British *mb

The British consonant cluster mb regularly became WCB. m(m), as can be seen in W. crwm, CB. kromm 'curved' < Br. *crumbo-.  But in several instances, it occurs in the Cumbric evidence as mb.  For example:

  • Ancrum (near Jedburgh), which contains Br. *crumbo- is recorded as Alnecrumba and Alncromb in the 12th century.
  • Cam Beck (north Cumbria) retains the sound to this day, thanks to a later re-analysis with the dialectal beck 'stream'.  The name derives from Br. *cambāco- 'crooked, bent' (cf. W. cam, CB. kamm).
  • Crummock Water, Crummock Beck (Cumbria) and Crummack Dale (West Yorkshire) are derived from Br. *crumbāco- < *crumbo-.  These are recorded as Crombocwater (14th century), Cromboc (13th century) and Crombok (12th century) respectively.
  • Cumberland, Cumbria.  Both are from the OE Cumbras 'Cumbrians' which is a borrowing from W. Cymry or its equivalent.  The former is recorded as Cumbraland in the 10th century; the latter is an early Latinisation based on the English word.  The same element occurs in Cumbrae (Cumberays 13th century) and Cummersdale (Cumbredal and Cumberdale, 12th century).
  • Crimple Beck (West Yorkshire) is supposedly from Br. *crumbo-pull- 'curved pool'.
  • Cumdivock (Cumbria) is recorded as Combeðeyfoch in the 11th century and contains the Br. cumbo-.

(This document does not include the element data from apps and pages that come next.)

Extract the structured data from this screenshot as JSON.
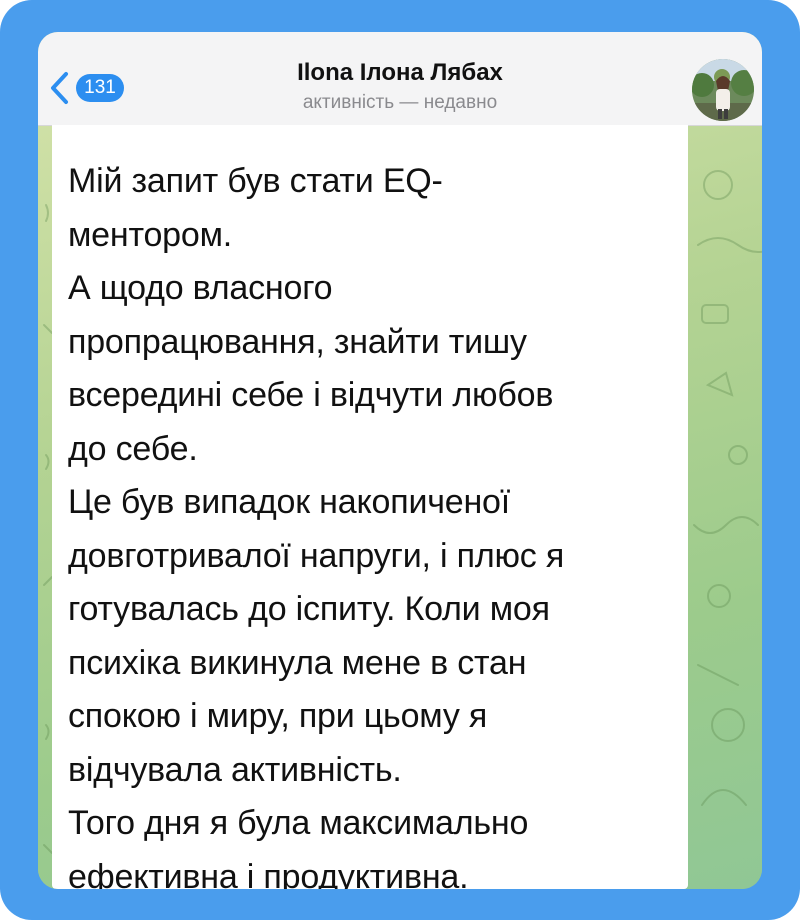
{
  "header": {
    "back_label": "‹",
    "unread_count": "131",
    "contact_name": "Ilona Ілона Лябах",
    "status": "активність — недавно"
  },
  "message": {
    "lines": [
      "Мій запит був стати EQ-",
      "ментором.",
      "А щодо власного",
      "пропрацювання, знайти тишу",
      "всередині себе і відчути любов",
      "до себе.",
      "Це був випадок накопиченої",
      "довготривалої напруги, і плюс я",
      "готувалась до іспиту. Коли моя",
      "психіка викинула мене в стан",
      "спокою і миру, при цьому я",
      "відчувала активність.",
      "Того дня я була максимально",
      "ефективна і продуктивна."
    ]
  },
  "colors": {
    "frame_blue": "#4a9ded",
    "accent_blue": "#2c8ef0",
    "chat_green": "#b4d393"
  },
  "icons": {
    "back": "chevron-left-icon",
    "avatar": "contact-avatar-photo"
  }
}
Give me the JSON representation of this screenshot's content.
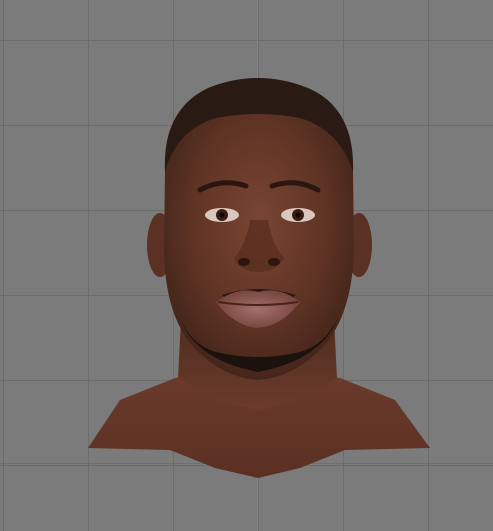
{
  "viewport": {
    "background_color": "#7b7b7b",
    "grid_color": "#6c6c6c",
    "y_axis_color": "#5fa05f",
    "x_axis_color": "#a05a5a"
  },
  "model": {
    "subject": "3d-head-mesh",
    "skin_color": "#6a3a2a",
    "hair_color": "#2a1a14"
  }
}
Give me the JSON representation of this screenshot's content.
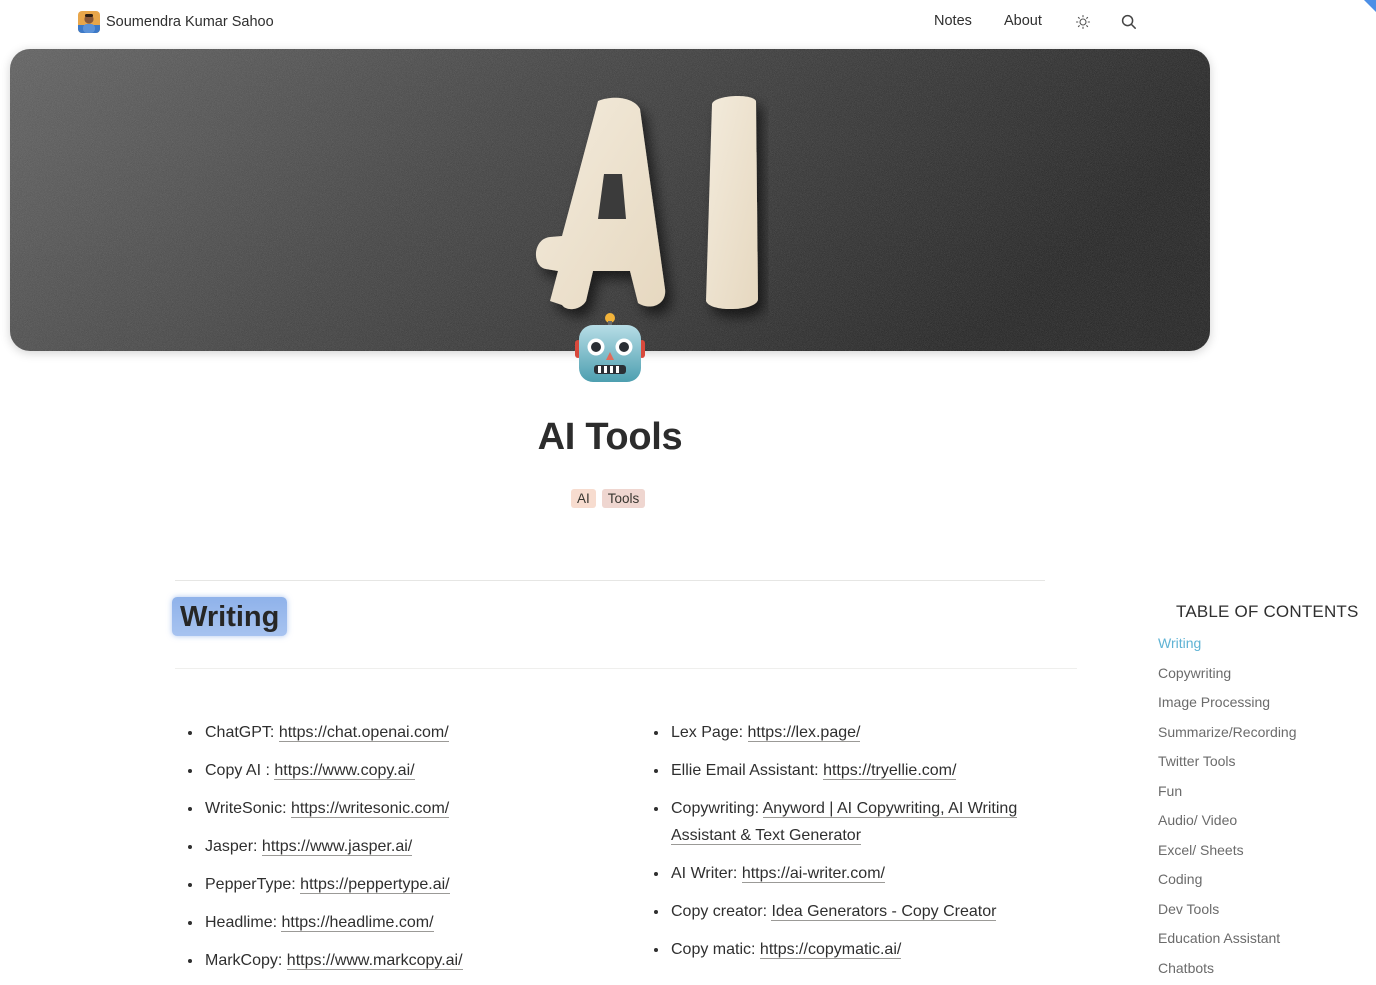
{
  "header": {
    "site_name": "Soumendra Kumar Sahoo",
    "nav": [
      {
        "label": "Notes"
      },
      {
        "label": "About"
      }
    ],
    "icons": [
      "sun-theme-toggle-icon",
      "search-icon"
    ]
  },
  "cover": {
    "text": "AI",
    "emoji": "robot-face-icon"
  },
  "page": {
    "title": "AI Tools",
    "tags": [
      "AI",
      "Tools"
    ]
  },
  "section": {
    "heading": "Writing"
  },
  "lists": {
    "left": [
      {
        "label": "ChatGPT: ",
        "link": "https://chat.openai.com/"
      },
      {
        "label": "Copy AI : ",
        "link": "https://www.copy.ai/"
      },
      {
        "label": "WriteSonic: ",
        "link": "https://writesonic.com/"
      },
      {
        "label": "Jasper: ",
        "link": "https://www.jasper.ai/"
      },
      {
        "label": "PepperType: ",
        "link": "https://peppertype.ai/"
      },
      {
        "label": "Headlime: ",
        "link": "https://headlime.com/"
      },
      {
        "label": "MarkCopy: ",
        "link": "https://www.markcopy.ai/"
      }
    ],
    "right": [
      {
        "label": "Lex Page: ",
        "link": "https://lex.page/"
      },
      {
        "label": "Ellie Email Assistant: ",
        "link": "https://tryellie.com/"
      },
      {
        "label": "Copywriting: ",
        "link": "Anyword | AI Copywriting, AI Writing Assistant & Text Generator"
      },
      {
        "label": "AI Writer: ",
        "link": "https://ai-writer.com/"
      },
      {
        "label": "Copy creator: ",
        "link": "Idea Generators - Copy Creator"
      },
      {
        "label": "Copy matic: ",
        "link": "https://copymatic.ai/"
      }
    ]
  },
  "toc": {
    "title": "TABLE OF CONTENTS",
    "items": [
      "Writing",
      "Copywriting",
      "Image Processing",
      "Summarize/Recording",
      "Twitter Tools",
      "Fun",
      "Audio/ Video",
      "Excel/ Sheets",
      "Coding",
      "Dev Tools",
      "Education Assistant",
      "Chatbots"
    ],
    "active": "Writing"
  },
  "colors": {
    "heading_highlight": "#8fb2ea",
    "toc_active": "#5fb3d4",
    "tag_ai": "#f7dccf",
    "tag_tools": "#efd6d0"
  }
}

Crummack Dale and Crimple Beck are of limited use to this discussion, since they lie outside the Cumbric zone and could well have been borrowed before mb was assimilated in British.  Examples with OE Cumbras are also dubious since we don't know when or where this word was borrowed - compare OE cumb 'valley', an early borrowing from Br. cumbo- which also retains mb.  The same is true for OI Combrec, which was used to refer to any Brythonic language. 

Jackson (1953) concludes that the assimilation of *mb > mm was complete in WCB by the 7th century but that it lingered in the north perhaps half a century longer.  The evidence certainly suggests that mb was retained longer in Cumbric than further south, and the fact that the late names Cumwhitton and Cumwhinton contain no trace of b in early records suggests the sound did eventually become assimilated.  If Jackson's summation and dating is correct, it does point to a deviation for Cumbric, but hardly a defining one.